WHAT IS BEING ASKED –
Go through the records below and tally the lines that include "users". Answer with the number only.

======== RECORD SET ========

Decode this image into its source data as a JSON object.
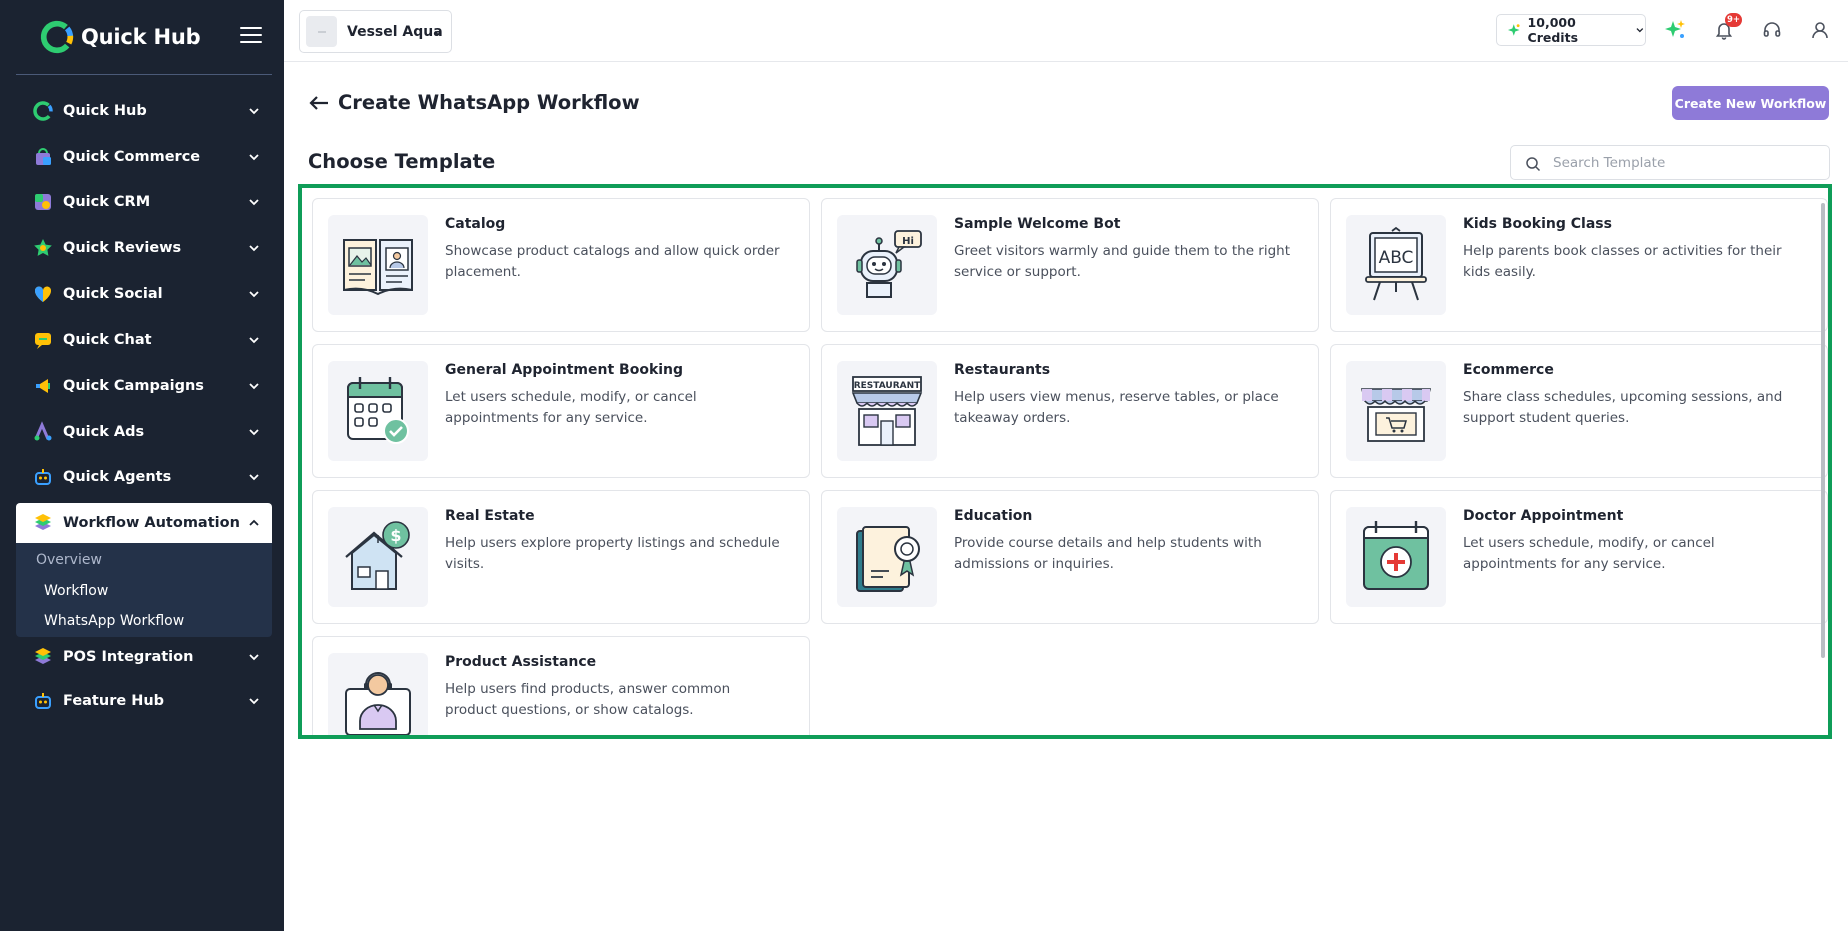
{
  "sidebar": {
    "brand": "Quick Hub",
    "items": [
      {
        "label": "Quick Hub",
        "icon": "quick-hub-icon"
      },
      {
        "label": "Quick Commerce",
        "icon": "shopping-bag-icon"
      },
      {
        "label": "Quick CRM",
        "icon": "crm-icon"
      },
      {
        "label": "Quick Reviews",
        "icon": "star-icon"
      },
      {
        "label": "Quick Social",
        "icon": "heart-icon"
      },
      {
        "label": "Quick Chat",
        "icon": "chat-icon"
      },
      {
        "label": "Quick Campaigns",
        "icon": "megaphone-icon"
      },
      {
        "label": "Quick Ads",
        "icon": "ads-icon"
      },
      {
        "label": "Quick Agents",
        "icon": "robot-icon"
      },
      {
        "label": "Workflow Automation",
        "icon": "workflow-icon",
        "active": true
      },
      {
        "label": "POS Integration",
        "icon": "pos-icon"
      },
      {
        "label": "Feature Hub",
        "icon": "feature-icon"
      }
    ],
    "submenu": [
      {
        "label": "Overview"
      },
      {
        "label": "Workflow"
      },
      {
        "label": "WhatsApp Workflow"
      }
    ]
  },
  "topbar": {
    "store_name": "Vessel Aqua",
    "credits": "10,000 Credits",
    "notification_count": "9+"
  },
  "main": {
    "title": "Create WhatsApp Workflow",
    "create_button": "Create New Workflow",
    "section_title": "Choose Template",
    "search_placeholder": "Search Template",
    "templates": [
      {
        "title": "Catalog",
        "description": "Showcase product catalogs and allow quick order placement.",
        "icon": "catalog-book-icon"
      },
      {
        "title": "Sample Welcome Bot",
        "description": "Greet visitors warmly and guide them to the right service or support.",
        "icon": "robot-hi-icon"
      },
      {
        "title": "Kids Booking Class",
        "description": "Help parents book classes or activities for their kids easily.",
        "icon": "abc-board-icon"
      },
      {
        "title": "General Appointment Booking",
        "description": "Let users schedule, modify, or cancel appointments for any service.",
        "icon": "calendar-check-icon"
      },
      {
        "title": "Restaurants",
        "description": "Help users view menus, reserve tables, or place takeaway orders.",
        "icon": "restaurant-icon"
      },
      {
        "title": "Ecommerce",
        "description": "Share class schedules, upcoming sessions, and support student queries.",
        "icon": "storefront-cart-icon"
      },
      {
        "title": "Real Estate",
        "description": "Help users explore property listings and schedule visits.",
        "icon": "house-dollar-icon"
      },
      {
        "title": "Education",
        "description": "Provide course details and help students with admissions or inquiries.",
        "icon": "certificate-book-icon"
      },
      {
        "title": "Doctor Appointment",
        "description": "Let users schedule, modify, or cancel appointments for any service.",
        "icon": "medical-calendar-icon"
      },
      {
        "title": "Product Assistance",
        "description": "Help users find products, answer common product questions, or show catalogs.",
        "icon": "support-agent-icon"
      }
    ]
  },
  "colors": {
    "sidebar_bg": "#1b2331",
    "accent_purple": "#8e7ad8",
    "frame_green": "#0f9d58",
    "badge_red": "#e53935"
  }
}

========

COMPLETED EXERCISE –
5